Limited housing is a big one too. People living in RV’s and mobile homes everywhere, more the standard than the exception I think. Apartments are popping up everywhere with investors hesitant to build single family housing because of our population demographics. If you don’t have a connection for housing through employment it is next to impossible to get anything decent and affordable, you’ve got to pick one or the other.

My biggest complaint this morning? That my bathroom feels like an outhouse. We don’t have central heating at my place, just baseboard heaters. Perhaps the lack of one in the bathroom was an oversight but the temperature in there can’t be much warmer than outside. When I’m in there shivering you can just assume I’m irritated.

That is just a little taste of life up here on the outskirts of civilization. Because of Danny’s great job at this early stage of his career, we can put up with a lot. I really try not to be one sided on my analysis of this place though. Many have lived here for generations and don’t seem to mind the cold and the dirt and the no McDonalds thing. The women I hang around with act like its no big deal to drive an hour or more to do anything.They spend 10 minutes bundling their kids just to walk them the 2 minutes out to their cars and I don’t hear complaints.

In other news, I spent more to ship my Christmas gifts than on the gifts themselves. I need to get smarter about giving gifts from here. It hurts me not to send something wrapped with a bow and a hand written card but I might need to just start Amazon Prime-ing stuff directly to people. That makes my eyebrows furrow.

Watford friends – What about living here makes you feel like you’re on the frontier?

3 thoughts on “Life on the Frontier

  1. I’m one of those that braved RV living to have our precious family together. I lived in an RV for 18 months. Dealing with cold is an understatement when you have a 25 -65 mile an hour wind and you’re trying to keep your pipes from freezing. I have seven children that were in a 32 foot RV with me. But my one main concern that whole time was the size of my bathroom.
    It was a 12 x 12 square that I got to stand on when I pottyed or got in and out of the shower. Whenever I went in I always had anxiety.
    However having a home now hear up on this frontier I do believe that things are pretty good! It’s close knit and remote to say the least.
    And you do get used to driving an hour to be in civilization. I noticed when I go to town now I always spend a lot more than I ever would have. I have to grab anything that I might need between now and our next trip.
    All in all the women are strong and good, the men are kind and patient. I have always had men hold the door for me and my children and offer to help with my groceries or what not. This is our home… Welcome to Watford city.

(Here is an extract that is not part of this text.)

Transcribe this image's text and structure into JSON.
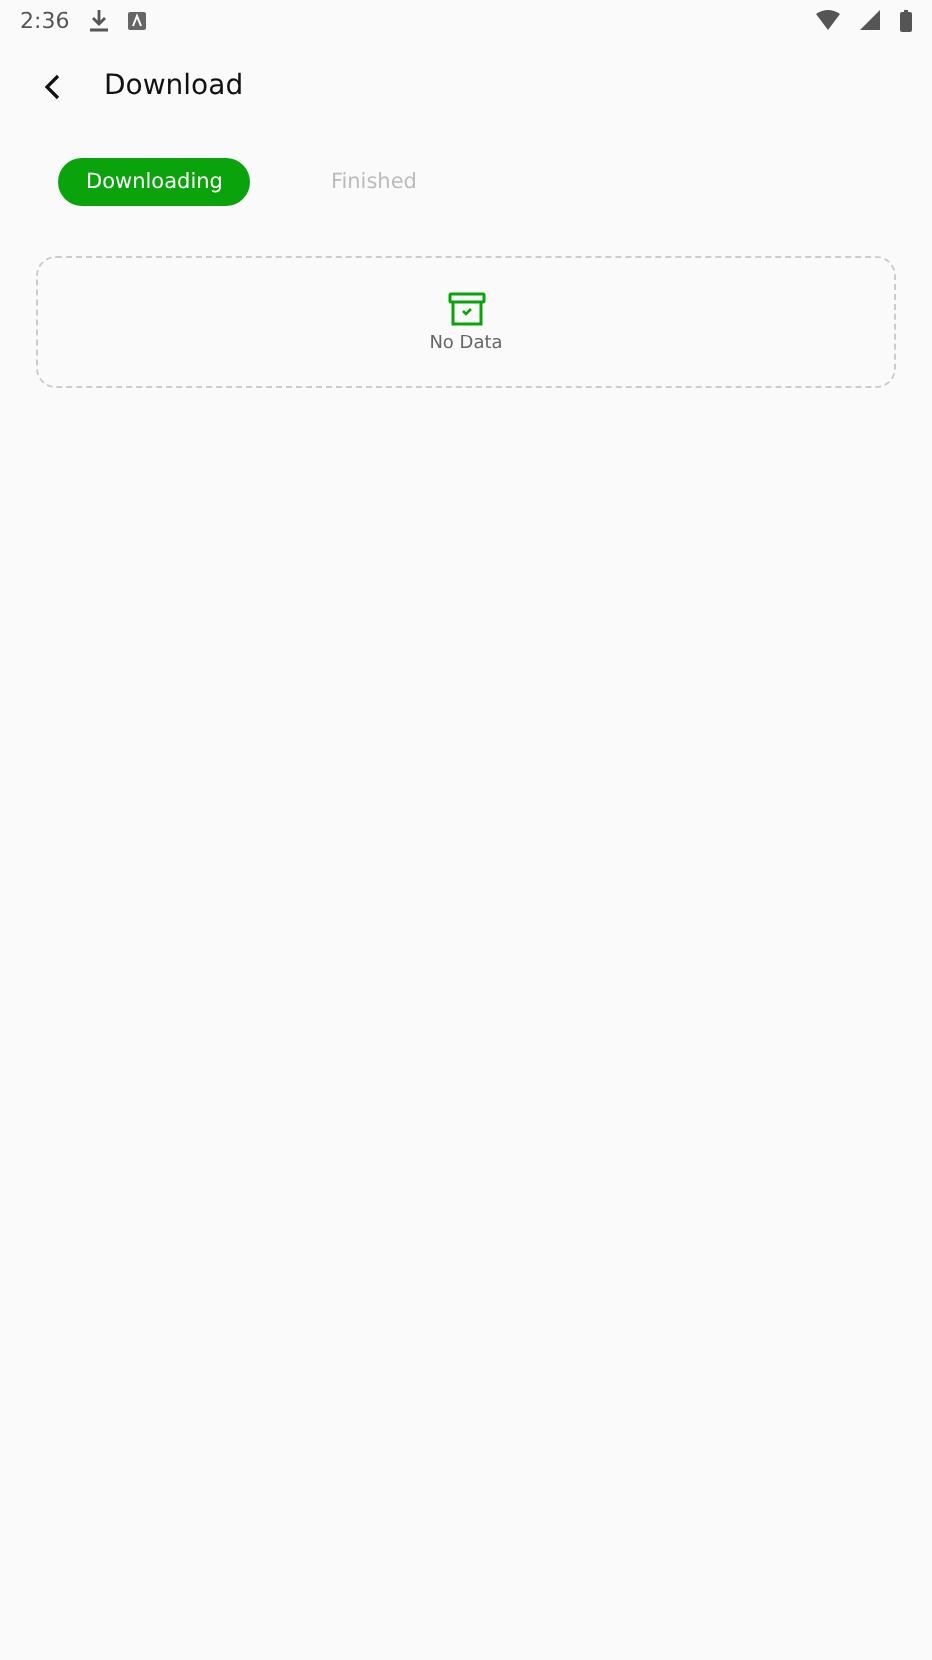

    • Joy i love your comment! This is exactly the optimism that is so prevalent out here. So many moms act like the tough stuff is no big deal, you amaze me and make me feel like i can do it😄 and also, that bathroom haaaaa lol


Leave a Reply

Fill in your details below or click an icon to log in: Logo

You are commenting using your account. Log Out /  Change )

Facebook photo

You are commenting using your Facebook account. Log Out /  Change )

Connecting to %s